Only lines holding the word "shaded" are wanted from the records; copy all of them.

### Page and application data records
########################################

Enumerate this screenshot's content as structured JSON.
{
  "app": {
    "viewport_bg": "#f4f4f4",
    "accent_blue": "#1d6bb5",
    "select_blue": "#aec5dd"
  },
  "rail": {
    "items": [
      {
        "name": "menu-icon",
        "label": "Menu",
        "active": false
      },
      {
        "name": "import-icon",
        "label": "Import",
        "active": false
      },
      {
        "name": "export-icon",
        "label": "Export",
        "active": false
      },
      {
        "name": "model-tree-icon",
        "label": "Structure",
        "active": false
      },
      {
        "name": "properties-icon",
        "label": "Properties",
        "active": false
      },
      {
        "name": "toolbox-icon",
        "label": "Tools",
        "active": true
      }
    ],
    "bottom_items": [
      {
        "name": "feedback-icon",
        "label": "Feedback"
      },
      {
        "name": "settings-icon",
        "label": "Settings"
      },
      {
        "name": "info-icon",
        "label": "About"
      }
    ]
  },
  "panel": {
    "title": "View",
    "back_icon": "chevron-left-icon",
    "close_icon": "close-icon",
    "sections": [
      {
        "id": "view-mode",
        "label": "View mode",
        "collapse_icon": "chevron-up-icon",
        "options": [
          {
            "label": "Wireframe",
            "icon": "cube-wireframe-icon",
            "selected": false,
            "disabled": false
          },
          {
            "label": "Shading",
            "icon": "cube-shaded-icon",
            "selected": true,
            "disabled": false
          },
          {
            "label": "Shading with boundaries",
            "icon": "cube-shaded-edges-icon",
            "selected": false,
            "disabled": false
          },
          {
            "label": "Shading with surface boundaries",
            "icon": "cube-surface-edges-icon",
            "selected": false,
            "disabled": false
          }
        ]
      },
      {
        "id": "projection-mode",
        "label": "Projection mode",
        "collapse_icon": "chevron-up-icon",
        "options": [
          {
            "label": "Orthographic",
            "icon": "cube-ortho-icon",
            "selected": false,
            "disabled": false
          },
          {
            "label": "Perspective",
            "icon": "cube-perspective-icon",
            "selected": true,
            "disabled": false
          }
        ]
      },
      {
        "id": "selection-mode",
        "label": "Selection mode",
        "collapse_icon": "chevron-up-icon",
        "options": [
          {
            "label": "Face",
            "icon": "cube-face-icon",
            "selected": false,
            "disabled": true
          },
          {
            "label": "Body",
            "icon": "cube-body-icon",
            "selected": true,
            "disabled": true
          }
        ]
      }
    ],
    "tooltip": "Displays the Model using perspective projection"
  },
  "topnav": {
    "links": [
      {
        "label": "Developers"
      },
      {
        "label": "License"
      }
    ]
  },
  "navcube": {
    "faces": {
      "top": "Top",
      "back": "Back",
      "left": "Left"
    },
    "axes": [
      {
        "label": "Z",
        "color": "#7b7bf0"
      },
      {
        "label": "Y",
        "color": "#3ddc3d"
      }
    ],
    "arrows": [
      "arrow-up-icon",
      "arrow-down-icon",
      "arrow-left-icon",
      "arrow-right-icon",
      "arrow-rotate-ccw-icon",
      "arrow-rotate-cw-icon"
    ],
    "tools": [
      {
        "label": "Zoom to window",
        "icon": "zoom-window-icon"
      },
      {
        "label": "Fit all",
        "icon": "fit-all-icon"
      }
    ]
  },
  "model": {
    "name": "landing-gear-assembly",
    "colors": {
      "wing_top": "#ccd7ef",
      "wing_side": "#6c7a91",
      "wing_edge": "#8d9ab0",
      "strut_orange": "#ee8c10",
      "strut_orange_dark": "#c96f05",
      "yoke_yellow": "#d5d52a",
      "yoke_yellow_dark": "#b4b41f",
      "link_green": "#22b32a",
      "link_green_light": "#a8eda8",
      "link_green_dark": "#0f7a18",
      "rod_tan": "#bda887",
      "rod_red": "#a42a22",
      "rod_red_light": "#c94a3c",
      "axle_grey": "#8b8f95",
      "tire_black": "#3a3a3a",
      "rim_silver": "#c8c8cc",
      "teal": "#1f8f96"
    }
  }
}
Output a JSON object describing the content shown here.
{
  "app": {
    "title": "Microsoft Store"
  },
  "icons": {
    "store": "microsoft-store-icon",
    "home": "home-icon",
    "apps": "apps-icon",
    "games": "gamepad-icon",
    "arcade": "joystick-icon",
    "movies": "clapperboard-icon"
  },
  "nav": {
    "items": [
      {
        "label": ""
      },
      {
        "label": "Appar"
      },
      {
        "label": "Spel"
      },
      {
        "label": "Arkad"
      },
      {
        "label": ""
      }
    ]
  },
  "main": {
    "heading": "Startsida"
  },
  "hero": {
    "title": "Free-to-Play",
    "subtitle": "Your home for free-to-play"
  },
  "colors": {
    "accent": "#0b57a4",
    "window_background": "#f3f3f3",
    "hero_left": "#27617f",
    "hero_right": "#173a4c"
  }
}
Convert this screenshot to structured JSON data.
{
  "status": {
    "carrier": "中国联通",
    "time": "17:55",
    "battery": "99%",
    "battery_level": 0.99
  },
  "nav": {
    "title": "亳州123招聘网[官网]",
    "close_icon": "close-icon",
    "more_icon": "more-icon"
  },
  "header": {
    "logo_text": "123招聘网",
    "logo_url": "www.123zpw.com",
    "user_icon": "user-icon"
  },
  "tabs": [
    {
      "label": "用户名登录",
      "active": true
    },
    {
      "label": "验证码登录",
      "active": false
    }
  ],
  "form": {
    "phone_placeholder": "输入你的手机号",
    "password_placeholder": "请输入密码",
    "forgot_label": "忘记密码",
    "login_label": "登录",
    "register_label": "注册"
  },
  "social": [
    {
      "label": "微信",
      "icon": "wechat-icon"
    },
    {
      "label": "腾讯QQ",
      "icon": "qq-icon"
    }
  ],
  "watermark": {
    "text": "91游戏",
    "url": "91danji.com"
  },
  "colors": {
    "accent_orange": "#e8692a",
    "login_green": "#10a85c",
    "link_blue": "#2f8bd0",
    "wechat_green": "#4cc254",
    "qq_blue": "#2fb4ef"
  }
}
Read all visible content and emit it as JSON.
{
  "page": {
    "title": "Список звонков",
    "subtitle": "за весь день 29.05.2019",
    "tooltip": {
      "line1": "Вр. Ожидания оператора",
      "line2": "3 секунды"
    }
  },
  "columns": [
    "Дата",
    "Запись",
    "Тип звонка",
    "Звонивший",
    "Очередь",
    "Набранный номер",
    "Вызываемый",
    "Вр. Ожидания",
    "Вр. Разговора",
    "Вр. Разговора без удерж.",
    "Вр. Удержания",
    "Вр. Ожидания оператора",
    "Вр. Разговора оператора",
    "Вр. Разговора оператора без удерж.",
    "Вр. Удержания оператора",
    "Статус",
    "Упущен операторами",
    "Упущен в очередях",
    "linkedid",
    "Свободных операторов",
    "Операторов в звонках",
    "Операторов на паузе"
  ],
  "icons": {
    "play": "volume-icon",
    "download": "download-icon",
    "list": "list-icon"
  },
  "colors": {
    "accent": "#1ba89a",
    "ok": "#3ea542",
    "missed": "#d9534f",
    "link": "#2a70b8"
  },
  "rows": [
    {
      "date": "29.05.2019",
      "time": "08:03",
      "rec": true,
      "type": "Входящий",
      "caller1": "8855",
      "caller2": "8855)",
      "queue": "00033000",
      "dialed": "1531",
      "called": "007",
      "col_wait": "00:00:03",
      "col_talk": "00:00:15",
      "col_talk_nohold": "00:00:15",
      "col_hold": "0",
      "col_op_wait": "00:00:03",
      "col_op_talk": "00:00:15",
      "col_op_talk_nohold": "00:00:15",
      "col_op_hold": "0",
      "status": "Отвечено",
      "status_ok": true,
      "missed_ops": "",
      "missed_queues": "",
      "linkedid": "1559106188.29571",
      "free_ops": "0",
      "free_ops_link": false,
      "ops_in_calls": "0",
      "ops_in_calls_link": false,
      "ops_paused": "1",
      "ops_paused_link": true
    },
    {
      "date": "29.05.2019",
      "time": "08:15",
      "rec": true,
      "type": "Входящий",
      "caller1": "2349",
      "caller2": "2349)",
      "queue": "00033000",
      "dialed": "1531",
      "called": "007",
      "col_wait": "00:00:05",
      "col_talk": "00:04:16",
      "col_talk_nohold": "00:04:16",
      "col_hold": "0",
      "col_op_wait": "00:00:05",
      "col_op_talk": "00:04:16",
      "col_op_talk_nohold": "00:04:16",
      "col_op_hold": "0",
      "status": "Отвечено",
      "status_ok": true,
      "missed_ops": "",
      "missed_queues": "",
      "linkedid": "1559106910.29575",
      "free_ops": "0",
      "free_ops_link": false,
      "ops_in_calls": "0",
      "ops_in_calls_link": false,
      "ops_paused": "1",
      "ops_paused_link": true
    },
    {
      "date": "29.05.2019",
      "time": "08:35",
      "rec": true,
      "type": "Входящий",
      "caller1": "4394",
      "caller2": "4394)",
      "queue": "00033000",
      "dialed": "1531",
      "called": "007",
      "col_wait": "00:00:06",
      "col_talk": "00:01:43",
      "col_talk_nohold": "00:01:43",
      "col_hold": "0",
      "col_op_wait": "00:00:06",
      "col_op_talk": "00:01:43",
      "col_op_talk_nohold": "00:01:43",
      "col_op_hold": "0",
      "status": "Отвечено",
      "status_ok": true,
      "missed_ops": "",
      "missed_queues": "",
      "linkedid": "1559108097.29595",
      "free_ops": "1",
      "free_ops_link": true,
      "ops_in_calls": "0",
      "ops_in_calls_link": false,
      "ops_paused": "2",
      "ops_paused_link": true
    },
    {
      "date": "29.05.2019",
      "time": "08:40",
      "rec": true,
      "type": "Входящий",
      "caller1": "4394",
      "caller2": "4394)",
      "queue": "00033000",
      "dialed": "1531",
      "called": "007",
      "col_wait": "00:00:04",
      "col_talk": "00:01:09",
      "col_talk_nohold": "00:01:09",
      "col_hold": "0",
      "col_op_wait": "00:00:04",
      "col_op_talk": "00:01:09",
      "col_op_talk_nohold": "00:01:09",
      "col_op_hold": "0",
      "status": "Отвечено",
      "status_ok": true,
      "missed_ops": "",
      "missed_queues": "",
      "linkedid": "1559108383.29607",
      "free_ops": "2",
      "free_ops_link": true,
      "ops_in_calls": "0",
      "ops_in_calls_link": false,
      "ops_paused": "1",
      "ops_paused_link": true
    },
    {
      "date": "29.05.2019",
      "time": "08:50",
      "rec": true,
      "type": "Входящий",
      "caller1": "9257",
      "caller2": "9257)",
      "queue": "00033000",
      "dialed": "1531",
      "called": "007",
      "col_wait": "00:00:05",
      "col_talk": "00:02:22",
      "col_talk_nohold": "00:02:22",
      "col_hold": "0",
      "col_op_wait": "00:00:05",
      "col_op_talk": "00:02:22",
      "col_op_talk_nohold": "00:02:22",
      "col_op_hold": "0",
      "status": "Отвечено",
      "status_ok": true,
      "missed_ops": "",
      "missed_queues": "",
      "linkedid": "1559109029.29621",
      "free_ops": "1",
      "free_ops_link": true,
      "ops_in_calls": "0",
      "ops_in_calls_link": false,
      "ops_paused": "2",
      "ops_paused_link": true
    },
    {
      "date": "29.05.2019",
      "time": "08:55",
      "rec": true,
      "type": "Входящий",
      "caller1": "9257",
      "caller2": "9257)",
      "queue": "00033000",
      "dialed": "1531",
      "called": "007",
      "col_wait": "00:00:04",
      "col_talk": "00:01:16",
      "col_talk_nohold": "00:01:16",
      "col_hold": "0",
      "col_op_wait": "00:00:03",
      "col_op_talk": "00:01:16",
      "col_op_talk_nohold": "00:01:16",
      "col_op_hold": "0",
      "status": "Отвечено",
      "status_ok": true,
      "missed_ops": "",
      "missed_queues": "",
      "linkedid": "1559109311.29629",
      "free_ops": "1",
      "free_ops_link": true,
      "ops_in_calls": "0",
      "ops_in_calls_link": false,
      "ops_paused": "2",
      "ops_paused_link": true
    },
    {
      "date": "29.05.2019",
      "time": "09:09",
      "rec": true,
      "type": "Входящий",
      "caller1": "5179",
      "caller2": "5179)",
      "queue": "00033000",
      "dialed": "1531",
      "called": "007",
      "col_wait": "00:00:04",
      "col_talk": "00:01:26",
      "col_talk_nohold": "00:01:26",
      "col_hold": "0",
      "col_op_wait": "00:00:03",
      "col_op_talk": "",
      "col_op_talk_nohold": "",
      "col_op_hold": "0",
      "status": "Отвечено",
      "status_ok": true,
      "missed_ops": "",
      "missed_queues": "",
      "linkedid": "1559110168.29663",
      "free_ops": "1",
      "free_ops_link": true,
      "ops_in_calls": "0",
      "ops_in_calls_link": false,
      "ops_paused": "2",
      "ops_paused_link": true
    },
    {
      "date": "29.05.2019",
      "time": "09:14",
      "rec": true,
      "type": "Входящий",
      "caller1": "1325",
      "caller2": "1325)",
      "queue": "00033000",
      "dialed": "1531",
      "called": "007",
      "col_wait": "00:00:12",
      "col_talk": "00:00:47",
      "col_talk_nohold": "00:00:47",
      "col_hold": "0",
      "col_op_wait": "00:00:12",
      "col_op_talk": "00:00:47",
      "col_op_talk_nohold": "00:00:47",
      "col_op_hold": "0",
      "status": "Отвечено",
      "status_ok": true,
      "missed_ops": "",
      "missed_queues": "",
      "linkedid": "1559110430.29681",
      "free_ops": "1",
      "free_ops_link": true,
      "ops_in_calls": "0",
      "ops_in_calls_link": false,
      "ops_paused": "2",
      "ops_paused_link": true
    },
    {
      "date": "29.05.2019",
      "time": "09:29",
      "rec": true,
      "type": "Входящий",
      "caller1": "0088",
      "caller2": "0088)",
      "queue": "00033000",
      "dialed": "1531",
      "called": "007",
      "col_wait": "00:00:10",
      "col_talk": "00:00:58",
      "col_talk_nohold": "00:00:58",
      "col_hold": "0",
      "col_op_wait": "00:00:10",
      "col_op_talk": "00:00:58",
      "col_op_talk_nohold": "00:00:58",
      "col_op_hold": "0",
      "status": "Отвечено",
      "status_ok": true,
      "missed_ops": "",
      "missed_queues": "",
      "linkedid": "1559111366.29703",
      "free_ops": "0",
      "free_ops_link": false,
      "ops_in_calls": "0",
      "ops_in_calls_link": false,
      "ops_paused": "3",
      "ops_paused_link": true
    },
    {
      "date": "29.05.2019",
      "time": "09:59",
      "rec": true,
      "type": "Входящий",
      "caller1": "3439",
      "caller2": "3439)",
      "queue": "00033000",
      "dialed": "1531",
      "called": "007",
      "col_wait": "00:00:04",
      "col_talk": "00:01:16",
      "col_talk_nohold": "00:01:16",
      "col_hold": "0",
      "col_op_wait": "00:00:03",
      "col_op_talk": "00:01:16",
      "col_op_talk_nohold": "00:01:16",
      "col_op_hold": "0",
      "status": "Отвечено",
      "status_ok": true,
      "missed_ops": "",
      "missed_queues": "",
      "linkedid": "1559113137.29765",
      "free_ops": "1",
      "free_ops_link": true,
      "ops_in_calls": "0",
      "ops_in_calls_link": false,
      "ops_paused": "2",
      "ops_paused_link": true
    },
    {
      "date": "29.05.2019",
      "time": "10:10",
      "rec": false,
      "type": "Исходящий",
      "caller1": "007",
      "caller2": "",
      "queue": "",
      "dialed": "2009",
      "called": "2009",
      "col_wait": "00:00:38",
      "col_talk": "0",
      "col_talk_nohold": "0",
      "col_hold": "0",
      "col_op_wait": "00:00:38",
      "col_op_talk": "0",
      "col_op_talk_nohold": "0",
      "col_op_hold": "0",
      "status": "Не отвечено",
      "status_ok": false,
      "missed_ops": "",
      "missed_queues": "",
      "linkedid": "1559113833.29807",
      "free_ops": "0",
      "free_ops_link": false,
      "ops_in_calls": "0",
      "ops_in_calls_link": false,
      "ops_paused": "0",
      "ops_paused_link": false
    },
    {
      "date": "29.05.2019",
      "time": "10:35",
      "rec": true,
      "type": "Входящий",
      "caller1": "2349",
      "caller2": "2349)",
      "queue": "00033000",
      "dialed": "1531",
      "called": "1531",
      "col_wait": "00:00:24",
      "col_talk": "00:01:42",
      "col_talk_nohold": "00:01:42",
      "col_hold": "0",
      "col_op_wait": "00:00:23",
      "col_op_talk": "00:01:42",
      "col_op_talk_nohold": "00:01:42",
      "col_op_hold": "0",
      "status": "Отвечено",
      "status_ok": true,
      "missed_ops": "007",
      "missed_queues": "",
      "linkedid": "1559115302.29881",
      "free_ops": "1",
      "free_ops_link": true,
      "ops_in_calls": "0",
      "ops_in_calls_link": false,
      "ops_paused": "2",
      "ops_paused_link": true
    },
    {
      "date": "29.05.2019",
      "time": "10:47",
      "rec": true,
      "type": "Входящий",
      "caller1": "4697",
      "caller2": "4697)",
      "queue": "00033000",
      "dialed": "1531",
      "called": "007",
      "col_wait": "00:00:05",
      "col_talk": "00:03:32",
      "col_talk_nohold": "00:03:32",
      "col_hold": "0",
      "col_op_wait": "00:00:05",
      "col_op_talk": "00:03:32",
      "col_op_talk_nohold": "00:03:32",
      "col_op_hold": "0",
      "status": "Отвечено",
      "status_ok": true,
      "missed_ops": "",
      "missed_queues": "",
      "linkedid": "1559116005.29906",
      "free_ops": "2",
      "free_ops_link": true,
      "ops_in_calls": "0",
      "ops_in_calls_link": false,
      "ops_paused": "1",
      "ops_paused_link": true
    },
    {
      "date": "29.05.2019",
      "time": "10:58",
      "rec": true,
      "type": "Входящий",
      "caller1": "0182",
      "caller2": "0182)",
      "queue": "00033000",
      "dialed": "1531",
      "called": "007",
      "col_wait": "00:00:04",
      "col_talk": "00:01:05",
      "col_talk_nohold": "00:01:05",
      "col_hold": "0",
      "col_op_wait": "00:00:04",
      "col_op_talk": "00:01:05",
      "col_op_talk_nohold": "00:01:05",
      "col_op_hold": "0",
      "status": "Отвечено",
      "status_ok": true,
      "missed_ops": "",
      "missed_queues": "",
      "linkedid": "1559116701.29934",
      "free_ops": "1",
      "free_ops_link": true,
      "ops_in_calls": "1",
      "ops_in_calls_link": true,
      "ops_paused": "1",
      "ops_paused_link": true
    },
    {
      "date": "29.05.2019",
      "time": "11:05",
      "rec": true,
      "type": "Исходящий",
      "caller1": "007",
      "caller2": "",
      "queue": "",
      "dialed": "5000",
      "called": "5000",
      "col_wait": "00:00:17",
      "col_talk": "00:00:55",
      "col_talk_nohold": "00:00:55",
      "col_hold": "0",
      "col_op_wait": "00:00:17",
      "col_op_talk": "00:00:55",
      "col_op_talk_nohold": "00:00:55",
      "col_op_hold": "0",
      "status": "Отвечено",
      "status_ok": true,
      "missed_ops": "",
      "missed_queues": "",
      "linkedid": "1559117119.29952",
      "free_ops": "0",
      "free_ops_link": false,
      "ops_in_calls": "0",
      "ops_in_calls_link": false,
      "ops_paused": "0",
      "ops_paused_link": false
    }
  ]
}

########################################

### TASK SOLUTION
            "icon": "cube-shaded-icon",
            "icon": "cube-shaded-edges-icon",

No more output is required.